This should result in a cube containing the number 10:

Set the main Tile GameObject's x and y scale both to 0.95. This will ensure that when we draw the grid there is some spacing between the tiles.

Add a script called Tile to the Tile parent object. Change the script to the following:

using System.Collections;
using System.Collections.Generic;
using UnityEngine;

public class Tile : MonoBehaviour 
{
    private int weight;

    private TextMesh weightText;

    public void Awake()
    {
        weightText = GetComponentInChildren<TextMesh>();
    }

    public void SetWeight(int weight)
    {
        this.weight = weight;
        weightText.text = string.Format("{0}", weight);
    }
}

The above code allows us to programmatically change the weight of the given tile.

Move the Tile object from the Hierarchy to your prefabs folder to create a prefab of our newly created object. Once the prefab is created, remove the Tile from the hierarchy.

Next, let's create a grid of tiles by creating a new empty GameObject and adding a new script to it called GridCreator:

Open the GridCreator script. Let's add some public variables (so that they are exposed in the editor) to define our grid:

using System.Collections;
using System.Collections.Generic;
using UnityEngine;

public class GridCreator : MonoBehaviour 
{
    public int gridWidth;
    public int gridHeight;

    public GameObject tilePrefab;

    void Start() 
    {

    }
}

Define the grid with and height in the Unity editor and add the Tile prefab:

Let's create a 10 by 10 grid of tiles by adding the following code in the Start() method of the GridCreator script:

for (int w = 0; w < gridWidth; w++)
{
    for (int h = 0; h < gridHeight; h++) 
    {
        GameObject gameObject = Instantiate(tilePrefab, new Vector2(w, h), Quaternion.identity);
        Tile tile = gameObject.GetComponentInChildren<Tile>();
        tile.SetWeight(w * gridWidth + h);
    }
}

Center the camera by using the following Main Camera configuration:

This should result in something similar to the following:

Perfect! We now have the basic grid setup. In the next chapter, we will link up the different tiles to properly describe a grid of tiles, each tile only "knowing" its own neighbors.

I came across the below problem on Project Euler which is a fantastic website to practice and improve your coding skills by solving interesting challenges such as this:


If we take 47, reverse and add (47 + 74 = 121) it results in a palindrome.

Not all numbers produce palindromes so quickly. For example,

349 + 943 = 1292
1292 + 2921 = 4213
4213 + 3124 = 7337

That is, 349 took three iterations to arrive at a palindrome.

Although no one has proved it yet, it is thought that some numbers, like 196, never produce a palindrome.

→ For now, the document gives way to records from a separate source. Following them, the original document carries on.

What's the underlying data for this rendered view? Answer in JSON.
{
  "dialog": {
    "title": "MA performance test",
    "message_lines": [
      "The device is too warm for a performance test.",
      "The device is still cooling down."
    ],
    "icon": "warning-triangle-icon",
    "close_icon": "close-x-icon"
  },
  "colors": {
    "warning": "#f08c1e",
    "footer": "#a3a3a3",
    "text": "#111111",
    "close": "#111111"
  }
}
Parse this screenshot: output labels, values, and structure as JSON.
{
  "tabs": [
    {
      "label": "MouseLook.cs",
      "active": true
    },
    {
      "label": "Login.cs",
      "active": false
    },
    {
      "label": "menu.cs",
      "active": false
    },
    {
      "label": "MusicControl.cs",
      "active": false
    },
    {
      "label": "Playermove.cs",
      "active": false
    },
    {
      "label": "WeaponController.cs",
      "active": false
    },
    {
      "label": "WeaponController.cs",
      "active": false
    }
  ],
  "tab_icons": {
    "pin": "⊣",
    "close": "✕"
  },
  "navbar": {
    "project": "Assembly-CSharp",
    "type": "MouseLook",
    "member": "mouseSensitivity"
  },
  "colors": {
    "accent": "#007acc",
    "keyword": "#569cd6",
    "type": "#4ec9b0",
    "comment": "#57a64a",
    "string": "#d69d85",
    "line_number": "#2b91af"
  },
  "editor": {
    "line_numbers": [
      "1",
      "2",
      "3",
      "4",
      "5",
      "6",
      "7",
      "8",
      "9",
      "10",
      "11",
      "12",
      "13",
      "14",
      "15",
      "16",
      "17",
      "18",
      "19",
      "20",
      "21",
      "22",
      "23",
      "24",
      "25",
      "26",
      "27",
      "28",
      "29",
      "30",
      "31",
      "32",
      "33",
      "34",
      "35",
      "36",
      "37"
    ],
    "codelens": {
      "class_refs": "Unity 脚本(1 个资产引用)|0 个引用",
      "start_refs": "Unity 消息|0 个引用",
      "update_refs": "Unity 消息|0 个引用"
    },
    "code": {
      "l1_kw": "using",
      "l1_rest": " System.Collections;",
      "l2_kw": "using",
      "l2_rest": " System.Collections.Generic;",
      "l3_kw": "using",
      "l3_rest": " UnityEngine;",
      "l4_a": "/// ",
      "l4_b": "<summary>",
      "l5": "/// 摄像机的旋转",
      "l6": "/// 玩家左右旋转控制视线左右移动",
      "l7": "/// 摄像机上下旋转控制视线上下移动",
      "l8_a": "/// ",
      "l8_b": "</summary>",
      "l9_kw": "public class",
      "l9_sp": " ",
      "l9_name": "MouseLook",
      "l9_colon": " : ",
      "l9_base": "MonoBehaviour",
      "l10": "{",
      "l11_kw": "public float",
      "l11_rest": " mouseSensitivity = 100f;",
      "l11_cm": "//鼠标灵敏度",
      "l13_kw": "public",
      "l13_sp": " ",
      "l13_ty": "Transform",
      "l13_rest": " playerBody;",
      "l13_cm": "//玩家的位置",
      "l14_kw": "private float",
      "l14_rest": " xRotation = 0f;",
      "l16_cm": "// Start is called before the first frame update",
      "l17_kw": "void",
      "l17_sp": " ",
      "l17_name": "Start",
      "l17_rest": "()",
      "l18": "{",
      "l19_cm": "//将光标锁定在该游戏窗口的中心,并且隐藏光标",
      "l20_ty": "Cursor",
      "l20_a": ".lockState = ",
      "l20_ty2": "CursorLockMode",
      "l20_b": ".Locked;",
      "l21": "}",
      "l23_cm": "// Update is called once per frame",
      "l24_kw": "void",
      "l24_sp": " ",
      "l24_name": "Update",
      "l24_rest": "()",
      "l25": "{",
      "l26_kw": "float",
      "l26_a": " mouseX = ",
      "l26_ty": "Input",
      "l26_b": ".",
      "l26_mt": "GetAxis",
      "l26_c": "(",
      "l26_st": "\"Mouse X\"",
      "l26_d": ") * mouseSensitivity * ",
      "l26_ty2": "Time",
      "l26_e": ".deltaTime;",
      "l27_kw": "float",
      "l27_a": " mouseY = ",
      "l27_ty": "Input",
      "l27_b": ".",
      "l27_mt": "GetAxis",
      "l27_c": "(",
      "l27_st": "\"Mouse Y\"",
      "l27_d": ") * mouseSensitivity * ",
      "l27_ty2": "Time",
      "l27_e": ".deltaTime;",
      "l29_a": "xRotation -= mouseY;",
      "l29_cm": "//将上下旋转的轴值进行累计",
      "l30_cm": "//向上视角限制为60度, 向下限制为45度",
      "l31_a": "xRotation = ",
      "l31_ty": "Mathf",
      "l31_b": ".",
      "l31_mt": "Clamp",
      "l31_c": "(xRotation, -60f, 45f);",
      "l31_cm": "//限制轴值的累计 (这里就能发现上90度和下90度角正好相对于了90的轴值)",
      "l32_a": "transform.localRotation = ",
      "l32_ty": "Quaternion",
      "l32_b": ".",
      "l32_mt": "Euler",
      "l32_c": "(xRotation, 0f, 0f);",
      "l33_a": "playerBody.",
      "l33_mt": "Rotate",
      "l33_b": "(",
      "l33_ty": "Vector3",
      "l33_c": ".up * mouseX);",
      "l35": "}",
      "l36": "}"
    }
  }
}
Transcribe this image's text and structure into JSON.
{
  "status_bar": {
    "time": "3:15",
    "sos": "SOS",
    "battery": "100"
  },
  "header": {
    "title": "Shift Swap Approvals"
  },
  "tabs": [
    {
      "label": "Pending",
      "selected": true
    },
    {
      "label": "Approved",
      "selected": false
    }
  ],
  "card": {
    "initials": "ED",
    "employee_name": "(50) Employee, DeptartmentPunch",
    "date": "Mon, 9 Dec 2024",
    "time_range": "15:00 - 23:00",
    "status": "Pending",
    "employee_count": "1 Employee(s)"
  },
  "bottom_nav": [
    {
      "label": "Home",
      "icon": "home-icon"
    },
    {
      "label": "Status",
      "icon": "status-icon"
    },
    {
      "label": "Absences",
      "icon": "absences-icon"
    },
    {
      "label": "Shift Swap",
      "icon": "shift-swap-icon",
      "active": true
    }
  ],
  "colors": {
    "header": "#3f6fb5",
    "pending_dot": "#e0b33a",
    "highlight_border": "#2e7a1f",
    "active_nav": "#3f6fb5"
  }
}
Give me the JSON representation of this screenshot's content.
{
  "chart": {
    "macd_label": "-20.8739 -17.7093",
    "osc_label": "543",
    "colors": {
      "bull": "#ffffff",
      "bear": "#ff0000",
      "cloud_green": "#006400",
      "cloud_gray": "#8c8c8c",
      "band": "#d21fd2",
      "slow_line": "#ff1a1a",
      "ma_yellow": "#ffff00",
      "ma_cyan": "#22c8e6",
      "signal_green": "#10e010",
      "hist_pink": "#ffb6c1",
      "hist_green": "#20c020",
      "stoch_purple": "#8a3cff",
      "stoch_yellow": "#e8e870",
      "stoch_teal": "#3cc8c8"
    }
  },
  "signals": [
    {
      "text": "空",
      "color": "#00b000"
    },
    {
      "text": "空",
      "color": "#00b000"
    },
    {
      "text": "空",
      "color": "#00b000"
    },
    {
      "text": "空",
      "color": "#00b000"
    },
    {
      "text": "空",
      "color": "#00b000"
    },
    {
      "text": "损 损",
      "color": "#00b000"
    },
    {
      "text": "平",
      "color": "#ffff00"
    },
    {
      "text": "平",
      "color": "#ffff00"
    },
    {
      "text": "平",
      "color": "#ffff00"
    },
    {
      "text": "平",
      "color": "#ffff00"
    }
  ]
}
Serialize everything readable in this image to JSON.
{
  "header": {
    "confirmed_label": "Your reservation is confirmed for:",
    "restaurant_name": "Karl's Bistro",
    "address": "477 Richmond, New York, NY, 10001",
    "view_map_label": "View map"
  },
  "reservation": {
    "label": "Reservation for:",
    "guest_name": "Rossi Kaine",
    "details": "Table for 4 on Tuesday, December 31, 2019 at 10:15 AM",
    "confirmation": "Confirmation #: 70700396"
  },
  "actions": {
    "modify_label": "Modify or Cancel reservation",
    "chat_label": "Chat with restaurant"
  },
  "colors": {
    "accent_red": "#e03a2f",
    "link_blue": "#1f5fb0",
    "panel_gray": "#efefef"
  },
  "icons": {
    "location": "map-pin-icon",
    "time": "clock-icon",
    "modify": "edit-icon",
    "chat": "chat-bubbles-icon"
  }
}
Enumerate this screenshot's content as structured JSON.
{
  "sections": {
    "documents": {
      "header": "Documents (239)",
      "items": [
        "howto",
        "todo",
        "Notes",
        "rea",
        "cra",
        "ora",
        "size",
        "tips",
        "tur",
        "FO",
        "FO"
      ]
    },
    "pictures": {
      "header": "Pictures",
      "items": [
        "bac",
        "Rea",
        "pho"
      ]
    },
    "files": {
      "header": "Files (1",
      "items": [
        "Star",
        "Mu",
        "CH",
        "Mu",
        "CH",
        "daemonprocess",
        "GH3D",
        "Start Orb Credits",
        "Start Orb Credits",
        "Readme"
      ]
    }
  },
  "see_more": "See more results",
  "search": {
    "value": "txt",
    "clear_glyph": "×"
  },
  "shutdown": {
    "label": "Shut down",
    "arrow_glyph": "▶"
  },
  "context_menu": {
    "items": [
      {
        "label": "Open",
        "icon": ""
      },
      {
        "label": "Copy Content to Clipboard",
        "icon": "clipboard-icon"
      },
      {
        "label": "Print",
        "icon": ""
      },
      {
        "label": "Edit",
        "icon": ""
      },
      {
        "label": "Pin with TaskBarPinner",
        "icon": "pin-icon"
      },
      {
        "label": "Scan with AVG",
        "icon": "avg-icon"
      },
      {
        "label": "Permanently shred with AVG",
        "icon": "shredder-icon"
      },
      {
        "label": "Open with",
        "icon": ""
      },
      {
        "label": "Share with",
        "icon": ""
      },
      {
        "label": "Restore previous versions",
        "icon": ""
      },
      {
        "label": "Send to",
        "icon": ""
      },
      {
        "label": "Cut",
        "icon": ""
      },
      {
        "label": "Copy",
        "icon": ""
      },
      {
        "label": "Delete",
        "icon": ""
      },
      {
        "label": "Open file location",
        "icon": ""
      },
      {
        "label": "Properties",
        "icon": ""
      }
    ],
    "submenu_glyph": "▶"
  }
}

A number that never forms a palindrome through the reverse and add process is called a Lychrel number. You can assume that every number below ten-thousand will either (i) become a palindrome in less than fifty iterations, or, (ii) no one, with all the computing power that exists, has managed so far to map it to a palindrome.

In fact, 10677 is the first number to be shown to require over fifty iterations before producing a palindrome: 4668731596684224866951378664 (53 iterations, 28-digits).

How many Lychrel numbers are there below ten-thousand?


You are encouraged to attempt to solve the problem yourself. See the next page for a possible solution of this problem.

1

Introduction

Ever heard of a zero-player game? Well, that's what Conway's Game of Life is. You can think of it as a very basic evolutionary simulation based on some very simple rules.

As a famous Chinese philosopher once said: "Gifs say more than a thousand words", so here we go:

The rules of the 2D Game of Life are simple:


  1. A live cell with one or zero neighbours dies due to underpopulation.
  2. A live cell with two or three neighbours lives.
  3. A live cell with more than three neighbours dies due to overpopulation.
  4. A dead cell with exactly three live neighbours comes to live due to reproduction.

If you implement the above rules, you get Conway's Game of Life.

So what's this tutorial about? Let's see how we can apply the above rules to a 3D Game of Life!